"A what?" I despair at the thought of having to explain, and suggest that she should, now that we are speaking to each other, tell me the contents of the fax to which I am inaccessible. Her "Oh no" quite certainly qualifies her for tuition with Professor Higgins - "It's far too long." "Then put it in an envelope with a first-class stamp." "Oh no" - again my ears flinch - "We don't do that in this office any more."

The office was that of a major museum, the fax a press release reporting the appointment of a new panjandrum to its board - hardly a matter of operatic urgency - and Sharon-cum-Tracey was eventually persuaded to send it to the office of the Evening Standard, whither I go only for an odd hour every day.

The fax machine there is in a state of constant Sorcerer's Apprentice hyperactivity, a Pelion on Ossa of flimsy sheets piling up as the Commission of the Heritage, the Lottery, the Millennium and Loyd Grossman's Museums and Galleries send me information on this electronic Paul Revere.

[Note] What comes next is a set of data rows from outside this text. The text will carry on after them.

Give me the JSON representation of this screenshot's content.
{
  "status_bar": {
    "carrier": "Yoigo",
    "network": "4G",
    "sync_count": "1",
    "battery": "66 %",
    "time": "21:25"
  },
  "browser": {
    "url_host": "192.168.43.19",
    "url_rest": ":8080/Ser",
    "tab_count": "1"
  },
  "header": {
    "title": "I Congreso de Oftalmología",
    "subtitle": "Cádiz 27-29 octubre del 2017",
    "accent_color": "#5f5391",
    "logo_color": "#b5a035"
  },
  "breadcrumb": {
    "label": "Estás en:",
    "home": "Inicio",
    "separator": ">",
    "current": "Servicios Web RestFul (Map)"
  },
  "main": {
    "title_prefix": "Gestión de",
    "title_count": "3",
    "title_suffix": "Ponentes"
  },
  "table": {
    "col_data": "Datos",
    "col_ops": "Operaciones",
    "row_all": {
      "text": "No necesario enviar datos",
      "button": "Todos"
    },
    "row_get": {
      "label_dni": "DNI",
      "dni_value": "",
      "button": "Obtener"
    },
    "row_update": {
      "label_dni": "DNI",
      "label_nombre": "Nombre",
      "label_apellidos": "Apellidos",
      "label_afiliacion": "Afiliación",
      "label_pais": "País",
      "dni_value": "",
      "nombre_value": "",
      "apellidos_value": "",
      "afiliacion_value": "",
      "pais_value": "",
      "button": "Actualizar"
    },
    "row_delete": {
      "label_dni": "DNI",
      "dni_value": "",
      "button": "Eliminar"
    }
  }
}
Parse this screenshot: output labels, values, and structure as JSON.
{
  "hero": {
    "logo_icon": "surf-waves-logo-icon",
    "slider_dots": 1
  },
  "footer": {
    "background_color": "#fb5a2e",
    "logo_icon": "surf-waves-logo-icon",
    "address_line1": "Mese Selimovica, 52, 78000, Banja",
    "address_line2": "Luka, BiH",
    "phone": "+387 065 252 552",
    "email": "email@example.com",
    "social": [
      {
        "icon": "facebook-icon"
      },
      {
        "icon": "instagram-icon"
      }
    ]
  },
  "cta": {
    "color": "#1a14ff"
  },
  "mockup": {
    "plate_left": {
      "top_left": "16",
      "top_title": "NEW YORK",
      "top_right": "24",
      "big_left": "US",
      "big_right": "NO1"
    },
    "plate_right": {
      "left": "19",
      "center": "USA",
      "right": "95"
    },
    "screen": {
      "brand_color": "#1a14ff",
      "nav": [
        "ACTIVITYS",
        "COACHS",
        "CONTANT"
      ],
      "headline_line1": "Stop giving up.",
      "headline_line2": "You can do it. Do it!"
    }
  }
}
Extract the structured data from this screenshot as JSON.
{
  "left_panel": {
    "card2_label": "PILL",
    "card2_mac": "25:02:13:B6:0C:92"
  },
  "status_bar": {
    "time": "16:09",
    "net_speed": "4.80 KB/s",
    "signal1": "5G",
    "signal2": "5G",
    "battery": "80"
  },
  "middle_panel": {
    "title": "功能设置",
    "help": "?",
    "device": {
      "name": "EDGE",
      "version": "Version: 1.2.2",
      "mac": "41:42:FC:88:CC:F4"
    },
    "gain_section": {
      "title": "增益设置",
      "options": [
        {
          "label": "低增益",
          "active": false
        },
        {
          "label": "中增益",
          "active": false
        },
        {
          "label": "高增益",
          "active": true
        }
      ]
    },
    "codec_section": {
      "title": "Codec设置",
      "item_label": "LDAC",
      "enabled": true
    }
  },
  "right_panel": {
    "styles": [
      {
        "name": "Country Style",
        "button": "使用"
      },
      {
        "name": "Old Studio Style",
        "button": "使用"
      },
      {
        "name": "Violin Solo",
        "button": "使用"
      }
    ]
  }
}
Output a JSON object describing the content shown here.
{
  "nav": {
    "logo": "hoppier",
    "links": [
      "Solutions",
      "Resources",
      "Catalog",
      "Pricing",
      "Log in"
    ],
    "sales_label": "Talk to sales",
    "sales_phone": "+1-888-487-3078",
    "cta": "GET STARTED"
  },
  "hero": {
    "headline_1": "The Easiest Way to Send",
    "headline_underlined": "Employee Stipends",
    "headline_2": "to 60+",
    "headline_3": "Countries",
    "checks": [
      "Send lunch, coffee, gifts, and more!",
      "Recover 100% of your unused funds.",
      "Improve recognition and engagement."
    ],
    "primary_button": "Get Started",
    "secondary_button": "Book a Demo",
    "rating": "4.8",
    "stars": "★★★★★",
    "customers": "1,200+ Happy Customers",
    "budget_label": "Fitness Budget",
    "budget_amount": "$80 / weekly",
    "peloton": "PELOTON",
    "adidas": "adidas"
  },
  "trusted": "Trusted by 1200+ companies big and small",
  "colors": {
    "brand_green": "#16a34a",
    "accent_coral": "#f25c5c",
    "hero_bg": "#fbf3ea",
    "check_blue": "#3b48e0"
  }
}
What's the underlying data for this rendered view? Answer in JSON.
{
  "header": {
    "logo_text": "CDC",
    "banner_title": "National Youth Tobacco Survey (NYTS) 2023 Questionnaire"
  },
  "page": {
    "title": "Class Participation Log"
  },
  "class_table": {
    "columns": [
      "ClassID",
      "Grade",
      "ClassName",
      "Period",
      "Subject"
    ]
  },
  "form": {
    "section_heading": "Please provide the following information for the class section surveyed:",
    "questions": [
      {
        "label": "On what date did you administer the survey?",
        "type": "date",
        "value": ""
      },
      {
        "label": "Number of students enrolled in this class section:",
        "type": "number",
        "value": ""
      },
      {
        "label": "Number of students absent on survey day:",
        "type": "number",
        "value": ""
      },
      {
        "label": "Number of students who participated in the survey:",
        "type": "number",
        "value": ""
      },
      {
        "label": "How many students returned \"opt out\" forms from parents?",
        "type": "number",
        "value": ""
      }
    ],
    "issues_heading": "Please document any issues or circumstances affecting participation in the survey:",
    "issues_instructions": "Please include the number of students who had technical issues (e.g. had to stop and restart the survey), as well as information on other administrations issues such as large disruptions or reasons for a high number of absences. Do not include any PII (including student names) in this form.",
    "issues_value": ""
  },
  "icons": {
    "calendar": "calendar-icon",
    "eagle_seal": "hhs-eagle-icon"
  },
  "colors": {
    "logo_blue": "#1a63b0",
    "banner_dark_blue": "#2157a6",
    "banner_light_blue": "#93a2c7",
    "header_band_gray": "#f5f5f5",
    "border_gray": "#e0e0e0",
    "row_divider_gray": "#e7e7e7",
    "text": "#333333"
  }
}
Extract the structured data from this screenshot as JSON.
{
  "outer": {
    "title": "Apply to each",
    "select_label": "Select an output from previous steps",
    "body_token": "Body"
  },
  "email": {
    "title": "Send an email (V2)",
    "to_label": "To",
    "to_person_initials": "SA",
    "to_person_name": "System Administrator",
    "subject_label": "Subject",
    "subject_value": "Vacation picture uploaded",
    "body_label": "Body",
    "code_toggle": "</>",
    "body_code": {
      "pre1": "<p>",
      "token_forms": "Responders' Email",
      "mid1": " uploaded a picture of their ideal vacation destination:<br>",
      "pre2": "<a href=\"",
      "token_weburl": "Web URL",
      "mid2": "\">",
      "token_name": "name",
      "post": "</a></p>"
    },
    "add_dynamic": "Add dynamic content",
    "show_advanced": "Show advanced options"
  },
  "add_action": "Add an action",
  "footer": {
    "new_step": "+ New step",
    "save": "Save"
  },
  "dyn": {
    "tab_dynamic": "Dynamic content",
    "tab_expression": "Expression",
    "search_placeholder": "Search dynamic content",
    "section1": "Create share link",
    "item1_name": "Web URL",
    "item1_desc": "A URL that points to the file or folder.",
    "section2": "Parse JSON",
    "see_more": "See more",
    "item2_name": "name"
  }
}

Art galleries implore me to attend symposiums, artists tell me that they are now on the Internet, television channels advise me of broadcasts imminent by other art critics.

These are things I neither need nor want to know. The faxes slide, slither and slip, as lubricious as genital skin dowsed in sexual lubricant, and are disorderly. Their pages offer literary surrealisms from time to time, but these are too small a compensation for those that are upside down or twice as long as they should be, as well as in a floppy jumble. Pelion slides from the desk. Ossa, half-sorted, remains in place, but "Sod it", I say, "a pox on all facsimilists" - and into the waste-paper bin their slimy, soapy, mucous papers go.

It would be madness to have a fax at home and daily endure this tedious torment - calculated to induce what Lear described as a "bilious and skrogfrodious temperament." Dear Lear - "There was an old man with an axe..."